»»

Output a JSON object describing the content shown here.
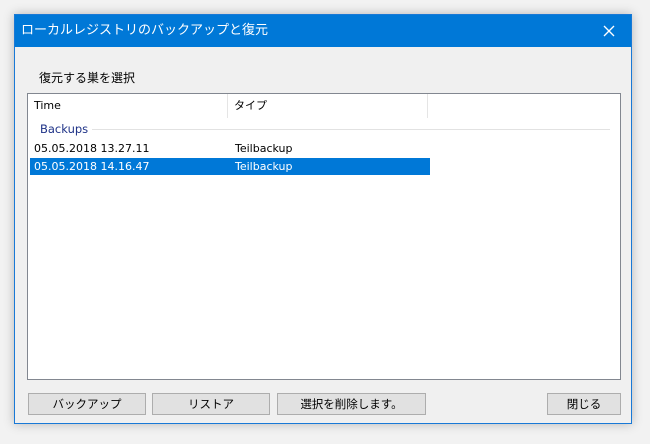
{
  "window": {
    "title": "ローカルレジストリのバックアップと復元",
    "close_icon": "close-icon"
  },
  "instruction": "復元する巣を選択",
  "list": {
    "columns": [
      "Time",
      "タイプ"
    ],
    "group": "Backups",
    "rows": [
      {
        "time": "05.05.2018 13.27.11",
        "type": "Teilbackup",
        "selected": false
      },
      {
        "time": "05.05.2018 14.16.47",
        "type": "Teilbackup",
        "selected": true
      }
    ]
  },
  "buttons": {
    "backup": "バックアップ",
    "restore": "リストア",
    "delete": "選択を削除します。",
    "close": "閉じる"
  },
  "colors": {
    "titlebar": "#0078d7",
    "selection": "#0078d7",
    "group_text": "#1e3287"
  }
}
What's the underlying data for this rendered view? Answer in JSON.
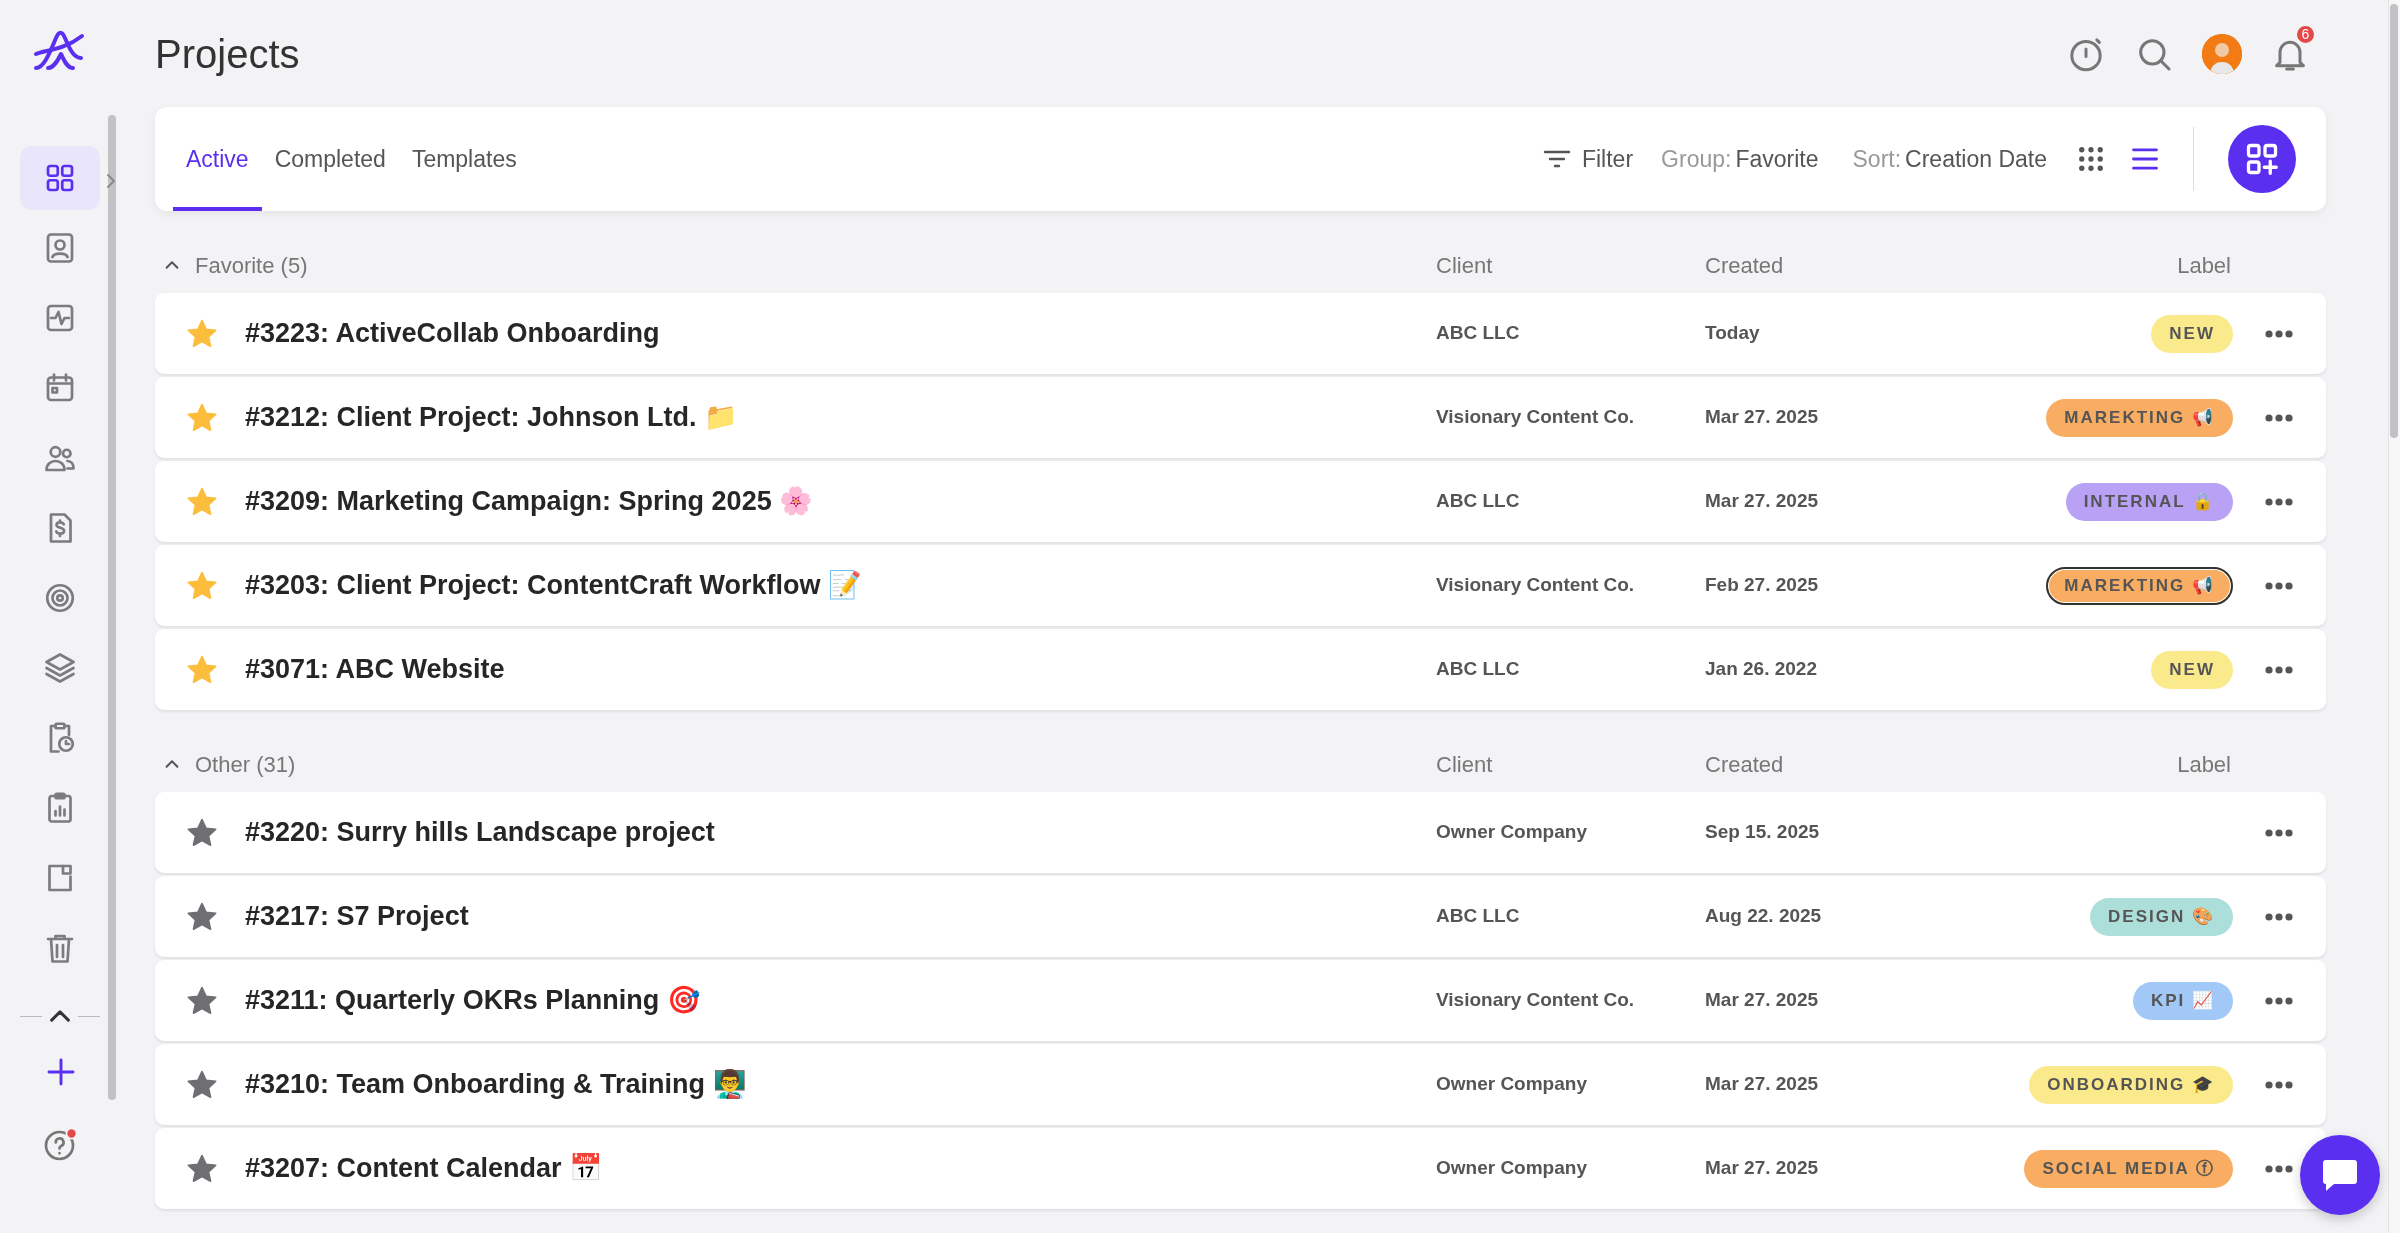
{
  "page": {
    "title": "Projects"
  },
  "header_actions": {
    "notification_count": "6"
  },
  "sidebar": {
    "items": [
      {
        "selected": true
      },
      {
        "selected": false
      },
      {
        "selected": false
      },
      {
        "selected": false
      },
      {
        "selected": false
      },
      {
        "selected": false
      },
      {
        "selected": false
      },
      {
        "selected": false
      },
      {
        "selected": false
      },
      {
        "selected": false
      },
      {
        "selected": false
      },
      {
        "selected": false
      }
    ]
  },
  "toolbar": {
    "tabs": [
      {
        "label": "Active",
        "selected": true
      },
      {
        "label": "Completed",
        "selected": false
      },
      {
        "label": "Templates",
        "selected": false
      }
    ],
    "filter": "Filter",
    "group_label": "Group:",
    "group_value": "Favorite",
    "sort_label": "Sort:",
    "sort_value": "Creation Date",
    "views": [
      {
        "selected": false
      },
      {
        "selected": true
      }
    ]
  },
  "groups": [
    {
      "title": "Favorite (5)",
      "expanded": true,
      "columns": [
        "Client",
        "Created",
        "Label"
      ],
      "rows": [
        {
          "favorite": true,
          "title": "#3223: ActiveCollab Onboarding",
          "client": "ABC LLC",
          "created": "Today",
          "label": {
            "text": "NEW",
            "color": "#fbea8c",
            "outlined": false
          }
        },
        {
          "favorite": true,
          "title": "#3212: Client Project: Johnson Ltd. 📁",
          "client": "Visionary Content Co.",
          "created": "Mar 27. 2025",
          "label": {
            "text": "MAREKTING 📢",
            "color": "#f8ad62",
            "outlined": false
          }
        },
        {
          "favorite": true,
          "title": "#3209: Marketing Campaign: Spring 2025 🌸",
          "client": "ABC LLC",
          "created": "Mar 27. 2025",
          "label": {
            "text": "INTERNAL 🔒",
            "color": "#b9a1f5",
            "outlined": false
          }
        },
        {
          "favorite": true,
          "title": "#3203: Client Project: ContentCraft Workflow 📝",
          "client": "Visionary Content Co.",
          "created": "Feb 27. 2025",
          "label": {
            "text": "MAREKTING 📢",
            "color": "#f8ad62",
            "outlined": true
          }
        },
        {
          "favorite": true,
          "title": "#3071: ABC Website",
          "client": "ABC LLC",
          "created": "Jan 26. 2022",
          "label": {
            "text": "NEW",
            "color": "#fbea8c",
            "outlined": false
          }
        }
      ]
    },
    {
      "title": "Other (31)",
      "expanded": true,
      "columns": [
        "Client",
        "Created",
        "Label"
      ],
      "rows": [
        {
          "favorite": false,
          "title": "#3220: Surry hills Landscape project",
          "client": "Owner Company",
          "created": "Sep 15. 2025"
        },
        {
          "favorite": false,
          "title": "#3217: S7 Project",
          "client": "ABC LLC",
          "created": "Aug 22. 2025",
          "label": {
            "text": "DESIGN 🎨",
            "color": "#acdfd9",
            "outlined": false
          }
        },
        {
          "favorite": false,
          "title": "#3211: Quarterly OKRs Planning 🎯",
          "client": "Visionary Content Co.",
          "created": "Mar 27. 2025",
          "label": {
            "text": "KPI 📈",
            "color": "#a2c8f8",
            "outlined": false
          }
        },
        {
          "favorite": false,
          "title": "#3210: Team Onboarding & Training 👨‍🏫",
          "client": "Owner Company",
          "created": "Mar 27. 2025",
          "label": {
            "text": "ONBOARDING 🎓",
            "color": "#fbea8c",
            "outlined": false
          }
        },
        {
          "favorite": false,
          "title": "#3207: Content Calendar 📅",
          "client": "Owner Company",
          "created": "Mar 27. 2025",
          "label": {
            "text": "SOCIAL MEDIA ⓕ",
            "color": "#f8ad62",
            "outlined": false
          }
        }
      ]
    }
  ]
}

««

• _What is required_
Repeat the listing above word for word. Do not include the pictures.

• _Solution for this task_
Output a JSON object describing the content shown here.
{
  "window": {
    "title": "ローカルレジストリのバックアップと復元",
    "close_icon": "close-icon"
  },
  "instruction": "復元する巣を選択",
  "list": {
    "columns": [
      "Time",
      "タイプ"
    ],
    "group": "Backups",
    "rows": [
      {
        "time": "05.05.2018 13.27.11",
        "type": "Teilbackup",
        "selected": false
      },
      {
        "time": "05.05.2018 14.16.47",
        "type": "Teilbackup",
        "selected": true
      }
    ]
  },
  "buttons": {
    "backup": "バックアップ",
    "restore": "リストア",
    "delete": "選択を削除します。",
    "close": "閉じる"
  },
  "colors": {
    "titlebar": "#0078d7",
    "selection": "#0078d7",
    "group_text": "#1e3287"
  }
}
What's the underlying data for this rendered view? Answer in JSON.
{
  "page": {
    "title": "Projects"
  },
  "header_actions": {
    "notification_count": "6"
  },
  "sidebar": {
    "items": [
      {
        "selected": true
      },
      {
        "selected": false
      },
      {
        "selected": false
      },
      {
        "selected": false
      },
      {
        "selected": false
      },
      {
        "selected": false
      },
      {
        "selected": false
      },
      {
        "selected": false
      },
      {
        "selected": false
      },
      {
        "selected": false
      },
      {
        "selected": false
      },
      {
        "selected": false
      }
    ]
  },
  "toolbar": {
    "tabs": [
      {
        "label": "Active",
        "selected": true
      },
      {
        "label": "Completed",
        "selected": false
      },
      {
        "label": "Templates",
        "selected": false
      }
    ],
    "filter": "Filter",
    "group_label": "Group:",
    "group_value": "Favorite",
    "sort_label": "Sort:",
    "sort_value": "Creation Date",
    "views": [
      {
        "selected": false
      },
      {
        "selected": true
      }
    ]
  },
  "groups": [
    {
      "title": "Favorite (5)",
      "expanded": true,
      "columns": [
        "Client",
        "Created",
        "Label"
      ],
      "rows": [
        {
          "favorite": true,
          "title": "#3223: ActiveCollab Onboarding",
          "client": "ABC LLC",
          "created": "Today",
          "label": {
            "text": "NEW",
            "color": "#fbea8c",
            "outlined": false
          }
        },
        {
          "favorite": true,
          "title": "#3212: Client Project: Johnson Ltd. 📁",
          "client": "Visionary Content Co.",
          "created": "Mar 27. 2025",
          "label": {
            "text": "MAREKTING 📢",
            "color": "#f8ad62",
            "outlined": false
          }
        },
        {
          "favorite": true,
          "title": "#3209: Marketing Campaign: Spring 2025 🌸",
          "client": "ABC LLC",
          "created": "Mar 27. 2025",
          "label": {
            "text": "INTERNAL 🔒",
            "color": "#b9a1f5",
            "outlined": false
          }
        },
        {
          "favorite": true,
          "title": "#3203: Client Project: ContentCraft Workflow 📝",
          "client": "Visionary Content Co.",
          "created": "Feb 27. 2025",
          "label": {
            "text": "MAREKTING 📢",
            "color": "#f8ad62",
            "outlined": true
          }
        },
        {
          "favorite": true,
          "title": "#3071: ABC Website",
          "client": "ABC LLC",
          "created": "Jan 26. 2022",
          "label": {
            "text": "NEW",
            "color": "#fbea8c",
            "outlined": false
          }
        }
      ]
    },
    {
      "title": "Other (31)",
      "expanded": true,
      "columns": [
        "Client",
        "Created",
        "Label"
      ],
      "rows": [
        {
          "favorite": false,
          "title": "#3220: Surry hills Landscape project",
          "client": "Owner Company",
          "created": "Sep 15. 2025"
        },
        {
          "favorite": false,
          "title": "#3217: S7 Project",
          "client": "ABC LLC",
          "created": "Aug 22. 2025",
          "label": {
            "text": "DESIGN 🎨",
            "color": "#acdfd9",
            "outlined": false
          }
        },
        {
          "favorite": false,
          "title": "#3211: Quarterly OKRs Planning 🎯",
          "client": "Visionary Content Co.",
          "created": "Mar 27. 2025",
          "label": {
            "text": "KPI 📈",
            "color": "#a2c8f8",
            "outlined": false
          }
        },
        {
          "favorite": false,
          "title": "#3210: Team Onboarding & Training 👨‍🏫",
          "client": "Owner Company",
          "created": "Mar 27. 2025",
          "label": {
            "text": "ONBOARDING 🎓",
            "color": "#fbea8c",
            "outlined": false
          }
        },
        {
          "favorite": false,
          "title": "#3207: Content Calendar 📅",
          "client": "Owner Company",
          "created": "Mar 27. 2025",
          "label": {
            "text": "SOCIAL MEDIA ⓕ",
            "color": "#f8ad62",
            "outlined": false
          }
        }
      ]
    }
  ]
}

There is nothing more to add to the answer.